A master-slave flip flop can be constructed using any type of flip-flop which forms a combination with a clocked RS flip-flop, and with an inverter as slave circuit. An RS master-slave flip-flop consists of two RS flip-flops; one is the master flip-flop and the other a slave. The inverted CP is given to the slave flip-flop. Now when CP=0, the master flip-flop is disabled. So the external inputs R and S of the master flip-flop will not affect the circuit until CP goes to 1. The inverter output goes to 1 and it enables the slave flip-flop. The output Q=Y and Q’=Y’.
When CP=1, the master flip-flop is enabled and the slave flip-flop remains isolated from the circuit until CP goes back to 0. Now Y and Y’ depends on the external inputs R and S of the master flip-flop.

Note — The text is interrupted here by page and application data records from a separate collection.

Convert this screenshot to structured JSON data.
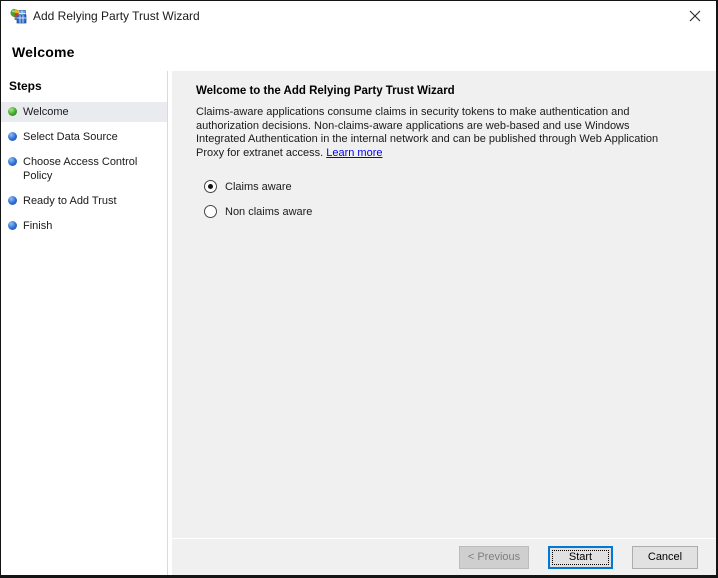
{
  "window": {
    "title": "Add Relying Party Trust Wizard",
    "page_title": "Welcome"
  },
  "sidebar": {
    "header": "Steps",
    "items": [
      {
        "label": "Welcome",
        "state": "current"
      },
      {
        "label": "Select Data Source",
        "state": "upcoming"
      },
      {
        "label": "Choose Access Control Policy",
        "state": "upcoming"
      },
      {
        "label": "Ready to Add Trust",
        "state": "upcoming"
      },
      {
        "label": "Finish",
        "state": "upcoming"
      }
    ]
  },
  "content": {
    "heading": "Welcome to the Add Relying Party Trust Wizard",
    "body_lines": [
      "Claims-aware applications consume claims in security tokens to make authentication and",
      "authorization decisions. Non-claims-aware applications are web-based and use Windows",
      "Integrated Authentication in the internal network and can be published through Web Application",
      "Proxy for extranet access."
    ],
    "learn_more_label": "Learn more",
    "radio_options": [
      {
        "label": "Claims aware",
        "selected": true
      },
      {
        "label": "Non claims aware",
        "selected": false
      }
    ]
  },
  "footer": {
    "previous_label": "< Previous",
    "start_label": "Start",
    "cancel_label": "Cancel"
  },
  "colors": {
    "accent_blue": "#0078d7",
    "link_blue": "#0000ee",
    "current_step_bullet": "#3fa52c",
    "upcoming_step_bullet": "#2f6bd0",
    "content_bg": "#f0f0f0",
    "active_step_bg": "#e9ebee",
    "window_border": "#141414"
  }
}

Assume that the flip-flop is in a clear state and no clock pulse is applied to the circuit. The external inputs given are S=1 and R=0. This input will not affect the state of the system until the CP=1. Now the next clock pulse applied should change the state to SET state (S=1, R=0). During the clock pulse transition from 0 to 1, the master flip-flop goes to set state and changes the output Y to 1. However this does not affect the output of the system since the slave flip-flop is isolated from the system (CP=0 for slave). So no change is observed at the output of the system.
When the CP returns to 0, the master flip-flop is disabled while the slave is enabled. So the information from the master is allowed to pass through to the slave. Since Y=1, this changes the output Q to 1.

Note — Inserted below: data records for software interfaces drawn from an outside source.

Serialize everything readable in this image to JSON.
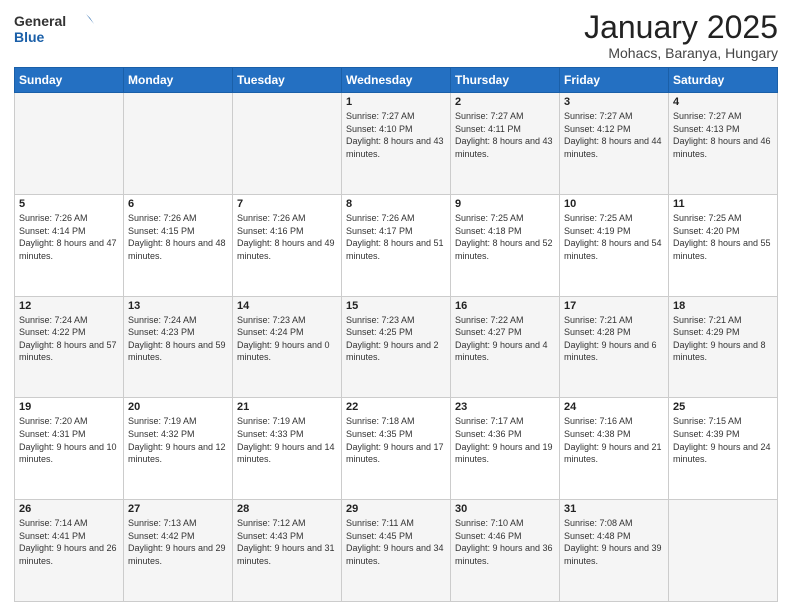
{
  "header": {
    "logo_general": "General",
    "logo_blue": "Blue",
    "month_title": "January 2025",
    "subtitle": "Mohacs, Baranya, Hungary"
  },
  "days_of_week": [
    "Sunday",
    "Monday",
    "Tuesday",
    "Wednesday",
    "Thursday",
    "Friday",
    "Saturday"
  ],
  "weeks": [
    [
      {
        "day": "",
        "info": ""
      },
      {
        "day": "",
        "info": ""
      },
      {
        "day": "",
        "info": ""
      },
      {
        "day": "1",
        "info": "Sunrise: 7:27 AM\nSunset: 4:10 PM\nDaylight: 8 hours and 43 minutes."
      },
      {
        "day": "2",
        "info": "Sunrise: 7:27 AM\nSunset: 4:11 PM\nDaylight: 8 hours and 43 minutes."
      },
      {
        "day": "3",
        "info": "Sunrise: 7:27 AM\nSunset: 4:12 PM\nDaylight: 8 hours and 44 minutes."
      },
      {
        "day": "4",
        "info": "Sunrise: 7:27 AM\nSunset: 4:13 PM\nDaylight: 8 hours and 46 minutes."
      }
    ],
    [
      {
        "day": "5",
        "info": "Sunrise: 7:26 AM\nSunset: 4:14 PM\nDaylight: 8 hours and 47 minutes."
      },
      {
        "day": "6",
        "info": "Sunrise: 7:26 AM\nSunset: 4:15 PM\nDaylight: 8 hours and 48 minutes."
      },
      {
        "day": "7",
        "info": "Sunrise: 7:26 AM\nSunset: 4:16 PM\nDaylight: 8 hours and 49 minutes."
      },
      {
        "day": "8",
        "info": "Sunrise: 7:26 AM\nSunset: 4:17 PM\nDaylight: 8 hours and 51 minutes."
      },
      {
        "day": "9",
        "info": "Sunrise: 7:25 AM\nSunset: 4:18 PM\nDaylight: 8 hours and 52 minutes."
      },
      {
        "day": "10",
        "info": "Sunrise: 7:25 AM\nSunset: 4:19 PM\nDaylight: 8 hours and 54 minutes."
      },
      {
        "day": "11",
        "info": "Sunrise: 7:25 AM\nSunset: 4:20 PM\nDaylight: 8 hours and 55 minutes."
      }
    ],
    [
      {
        "day": "12",
        "info": "Sunrise: 7:24 AM\nSunset: 4:22 PM\nDaylight: 8 hours and 57 minutes."
      },
      {
        "day": "13",
        "info": "Sunrise: 7:24 AM\nSunset: 4:23 PM\nDaylight: 8 hours and 59 minutes."
      },
      {
        "day": "14",
        "info": "Sunrise: 7:23 AM\nSunset: 4:24 PM\nDaylight: 9 hours and 0 minutes."
      },
      {
        "day": "15",
        "info": "Sunrise: 7:23 AM\nSunset: 4:25 PM\nDaylight: 9 hours and 2 minutes."
      },
      {
        "day": "16",
        "info": "Sunrise: 7:22 AM\nSunset: 4:27 PM\nDaylight: 9 hours and 4 minutes."
      },
      {
        "day": "17",
        "info": "Sunrise: 7:21 AM\nSunset: 4:28 PM\nDaylight: 9 hours and 6 minutes."
      },
      {
        "day": "18",
        "info": "Sunrise: 7:21 AM\nSunset: 4:29 PM\nDaylight: 9 hours and 8 minutes."
      }
    ],
    [
      {
        "day": "19",
        "info": "Sunrise: 7:20 AM\nSunset: 4:31 PM\nDaylight: 9 hours and 10 minutes."
      },
      {
        "day": "20",
        "info": "Sunrise: 7:19 AM\nSunset: 4:32 PM\nDaylight: 9 hours and 12 minutes."
      },
      {
        "day": "21",
        "info": "Sunrise: 7:19 AM\nSunset: 4:33 PM\nDaylight: 9 hours and 14 minutes."
      },
      {
        "day": "22",
        "info": "Sunrise: 7:18 AM\nSunset: 4:35 PM\nDaylight: 9 hours and 17 minutes."
      },
      {
        "day": "23",
        "info": "Sunrise: 7:17 AM\nSunset: 4:36 PM\nDaylight: 9 hours and 19 minutes."
      },
      {
        "day": "24",
        "info": "Sunrise: 7:16 AM\nSunset: 4:38 PM\nDaylight: 9 hours and 21 minutes."
      },
      {
        "day": "25",
        "info": "Sunrise: 7:15 AM\nSunset: 4:39 PM\nDaylight: 9 hours and 24 minutes."
      }
    ],
    [
      {
        "day": "26",
        "info": "Sunrise: 7:14 AM\nSunset: 4:41 PM\nDaylight: 9 hours and 26 minutes."
      },
      {
        "day": "27",
        "info": "Sunrise: 7:13 AM\nSunset: 4:42 PM\nDaylight: 9 hours and 29 minutes."
      },
      {
        "day": "28",
        "info": "Sunrise: 7:12 AM\nSunset: 4:43 PM\nDaylight: 9 hours and 31 minutes."
      },
      {
        "day": "29",
        "info": "Sunrise: 7:11 AM\nSunset: 4:45 PM\nDaylight: 9 hours and 34 minutes."
      },
      {
        "day": "30",
        "info": "Sunrise: 7:10 AM\nSunset: 4:46 PM\nDaylight: 9 hours and 36 minutes."
      },
      {
        "day": "31",
        "info": "Sunrise: 7:08 AM\nSunset: 4:48 PM\nDaylight: 9 hours and 39 minutes."
      },
      {
        "day": "",
        "info": ""
      }
    ]
  ]
}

In a master slave flip-flop it is possible to change the output of the flip-flop and the external input with same clock pulse. This is because the external input S can be changed at the same time while the pulse goes through its negative edge transition. When CP=0, change in external input S would not affect the state of the system. From this behavior of the master slave flip-flop it is quite clear that the state change in flip-flops coincide with the negative edge transition of the pulse.

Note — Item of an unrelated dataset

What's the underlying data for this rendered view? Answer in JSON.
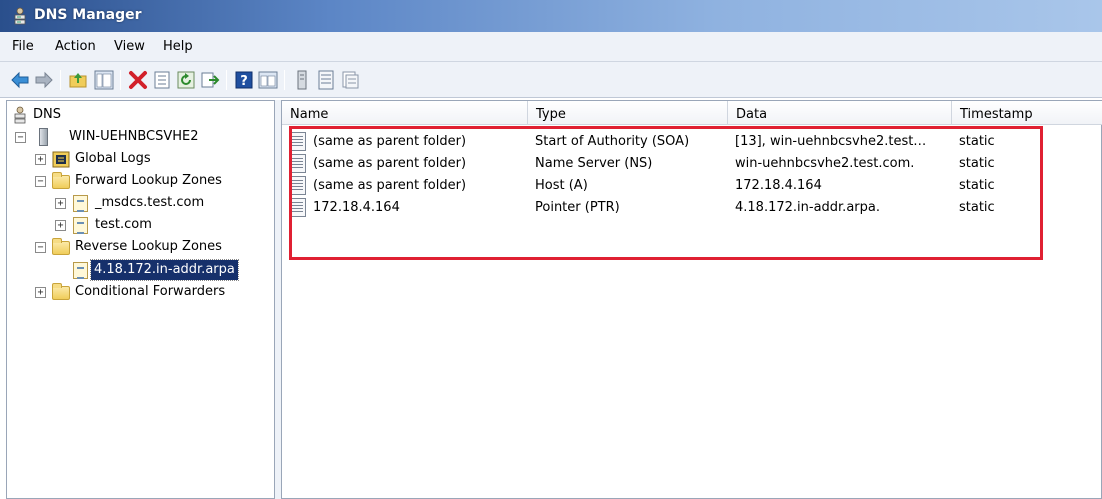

Negative edge transition means an inverter is attached between the CP terminal and the input of the slave. In positive edge triggered master slave flip-flops an additional inverter is attached between the CP terminal and the input of the master. Such flip-flops are triggered with negative pulses. Negative edge of the pulse affects the master and positive edge affects the slave.